### Task data
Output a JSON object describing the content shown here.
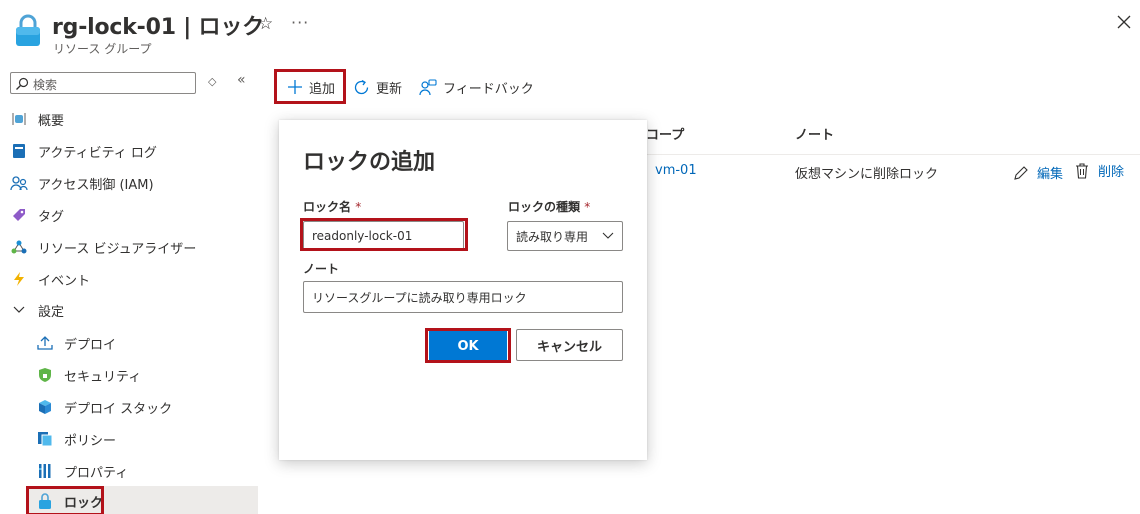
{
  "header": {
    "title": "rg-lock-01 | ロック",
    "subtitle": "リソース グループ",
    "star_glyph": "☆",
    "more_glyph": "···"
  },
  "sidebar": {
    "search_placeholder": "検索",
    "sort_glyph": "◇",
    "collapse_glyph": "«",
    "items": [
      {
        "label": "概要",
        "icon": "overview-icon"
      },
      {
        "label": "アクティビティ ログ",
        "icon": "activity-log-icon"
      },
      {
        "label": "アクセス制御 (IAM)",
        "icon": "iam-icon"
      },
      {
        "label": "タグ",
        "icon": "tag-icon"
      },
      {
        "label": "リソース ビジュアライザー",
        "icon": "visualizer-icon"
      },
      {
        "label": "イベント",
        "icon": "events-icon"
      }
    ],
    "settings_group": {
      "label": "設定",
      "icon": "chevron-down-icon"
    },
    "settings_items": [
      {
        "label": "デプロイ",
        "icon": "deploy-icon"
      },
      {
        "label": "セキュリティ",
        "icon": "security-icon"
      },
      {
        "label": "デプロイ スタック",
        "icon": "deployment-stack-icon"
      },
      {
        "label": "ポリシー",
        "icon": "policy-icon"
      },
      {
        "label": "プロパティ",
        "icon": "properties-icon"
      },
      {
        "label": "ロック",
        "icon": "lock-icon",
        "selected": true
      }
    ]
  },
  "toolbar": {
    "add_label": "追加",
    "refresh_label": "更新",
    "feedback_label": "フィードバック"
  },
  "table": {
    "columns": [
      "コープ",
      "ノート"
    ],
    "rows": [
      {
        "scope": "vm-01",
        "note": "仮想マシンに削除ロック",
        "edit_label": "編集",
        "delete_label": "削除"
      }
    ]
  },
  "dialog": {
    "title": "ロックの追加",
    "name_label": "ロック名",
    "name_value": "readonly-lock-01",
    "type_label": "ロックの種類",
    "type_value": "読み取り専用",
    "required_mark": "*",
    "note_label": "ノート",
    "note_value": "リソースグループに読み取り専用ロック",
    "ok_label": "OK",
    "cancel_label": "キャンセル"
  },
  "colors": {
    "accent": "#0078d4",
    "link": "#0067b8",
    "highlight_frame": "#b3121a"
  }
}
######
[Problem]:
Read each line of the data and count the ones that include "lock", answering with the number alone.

[Answer area]:
3